Never ask, "Do you like it?". It doesn't matter whether the audience likes your ad or not. We want to know if creative thinking works, actively encouraging people and inspiring their action.
To understand the breakthrough potential of the concept and what it depends on.
1. What are your immediate impressions? What is the first thing that pops into your head? What catches your attention?
2. What is the main point here? What are they trying to tell you?
3. How do you feel about it? What does that remind you of? What makes you wonder about?
To determine whether your audience understands your message at all or not, and to see if there are any messages that you have not put in there.
To understand a fuller emotional and rational reaction to your material, rather than to learn simply whether somebody liked it or not.
4. Who do you think it is for? How is it relevant to you personally? Why so / why not?
To find out whether your material resonates with your audience or not, and whom it would appeal to.
5. What do you think is missing? What is unclear? What could be the problem?
To identify potential risks before they become problems.
A striking example of a creative communication campaign is "Whistleblowing is not shameful!" by Transparency International Ukraine.

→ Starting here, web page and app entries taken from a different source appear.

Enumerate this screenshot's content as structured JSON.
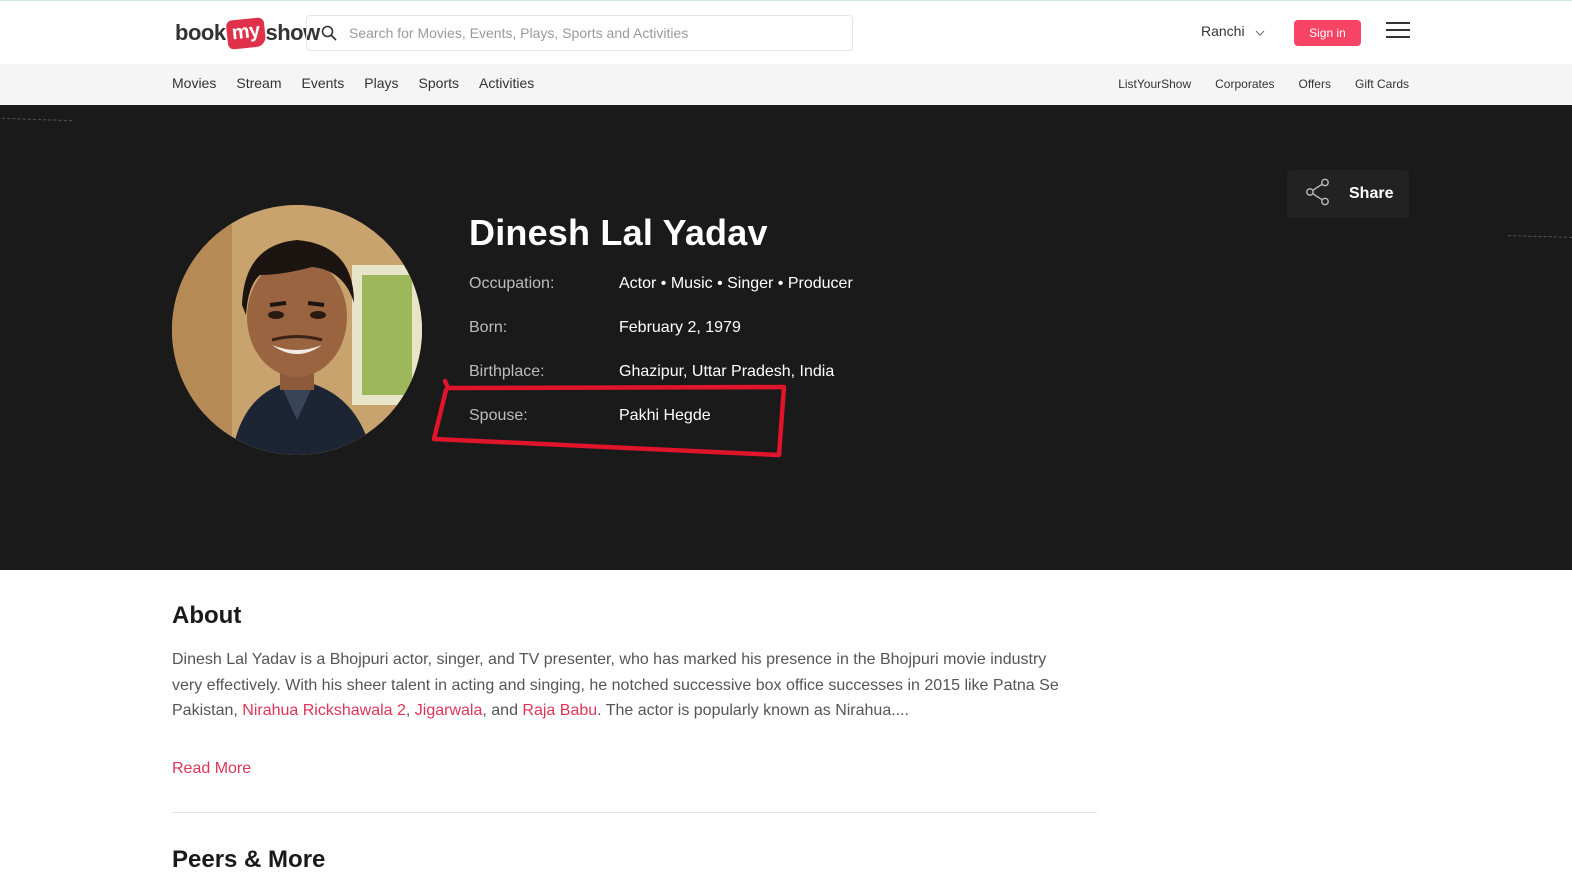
{
  "header": {
    "logo": {
      "part1": "book",
      "part2": "my",
      "part3": "show"
    },
    "search_placeholder": "Search for Movies, Events, Plays, Sports and Activities",
    "city": "Ranchi",
    "signin_label": "Sign in"
  },
  "subnav": {
    "left": [
      "Movies",
      "Stream",
      "Events",
      "Plays",
      "Sports",
      "Activities"
    ],
    "right": [
      "ListYourShow",
      "Corporates",
      "Offers",
      "Gift Cards"
    ]
  },
  "profile": {
    "name": "Dinesh Lal Yadav",
    "share_label": "Share",
    "rows": [
      {
        "label": "Occupation:",
        "value": "Actor • Music • Singer • Producer"
      },
      {
        "label": "Born:",
        "value": "February 2, 1979"
      },
      {
        "label": "Birthplace:",
        "value": "Ghazipur, Uttar Pradesh, India"
      },
      {
        "label": "Spouse:",
        "value": "Pakhi Hegde"
      }
    ]
  },
  "about": {
    "title": "About",
    "text_1": "Dinesh Lal Yadav is a Bhojpuri actor, singer, and TV presenter, who has marked his presence in the Bhojpuri movie industry very effectively. With his sheer talent in acting and singing, he notched successive box office successes in 2015 like Patna Se Pakistan, ",
    "link_1": "Nirahua Rickshawala 2",
    "sep_1": ", ",
    "link_2": "Jigarwala",
    "sep_2": ", and ",
    "link_3": "Raja Babu",
    "text_2": ". The actor is popularly known as Nirahua....",
    "read_more": "Read More"
  },
  "peers": {
    "title": "Peers & More"
  },
  "colors": {
    "brand": "#f84464",
    "link": "#dc3558",
    "banner_bg": "#1a1a1a",
    "annotation": "#e0142b"
  },
  "icons": [
    "search-icon",
    "chevron-down-icon",
    "hamburger-menu-icon",
    "share-icon"
  ]
}
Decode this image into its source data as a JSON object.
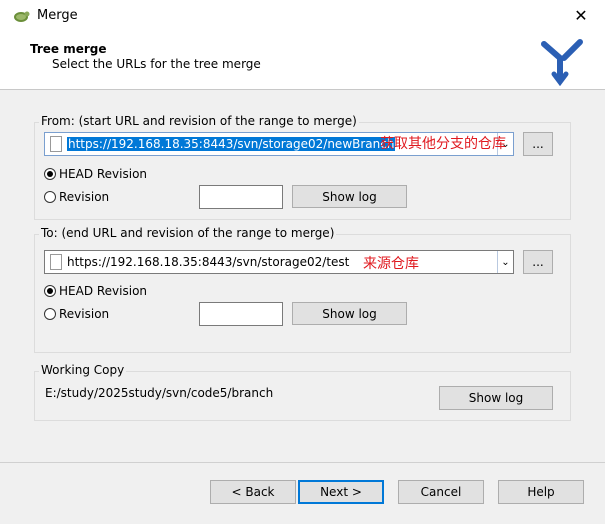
{
  "window": {
    "title": "Merge"
  },
  "header": {
    "title": "Tree merge",
    "subtitle": "Select the URLs for the tree merge"
  },
  "from": {
    "group_title": "From: (start URL and revision of the range to merge)",
    "url": "https://192.168.18.35:8443/svn/storage02/newBranch",
    "annotation": "获取其他分支的仓库",
    "browse_label": "...",
    "head_revision_label": "HEAD Revision",
    "revision_label": "Revision",
    "revision_value": "",
    "show_log_label": "Show log"
  },
  "to": {
    "group_title": "To: (end URL and revision of the range to merge)",
    "url": "https://192.168.18.35:8443/svn/storage02/test",
    "annotation": "来源仓库",
    "browse_label": "...",
    "head_revision_label": "HEAD Revision",
    "revision_label": "Revision",
    "revision_value": "",
    "show_log_label": "Show log"
  },
  "working_copy": {
    "group_title": "Working Copy",
    "path": "E:/study/2025study/svn/code5/branch",
    "show_log_label": "Show log"
  },
  "footer": {
    "back_label": "< Back",
    "next_label": "Next >",
    "cancel_label": "Cancel",
    "help_label": "Help"
  },
  "icons": {
    "app": "tortoise-icon",
    "close": "close-icon",
    "logo": "merge-branch-icon",
    "dropdown": "chevron-down-icon",
    "file": "file-icon"
  }
}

The campaign aimed at overcoming the Soviet stereotype that reporting corruption was bad and convincing people to expose corruption. Considering that the campaign started after the Revolution of Dignity fast on the heels of patriotic exaltation, its ambassadors were such undeniable heavyweights of Ukrainians as Taras Shevchenko, Hryhoriy Skovoroda and Lesya Ukrainka. The concise message "S/he Would Not Keep Quiet", emotional visual backing and simple instructions for action proved to be an effective trio of tools. Due to them, Ukrainians were able to properly touch upon such a sensitive topic as personal responsibility for the situation and the need to generate change on their own.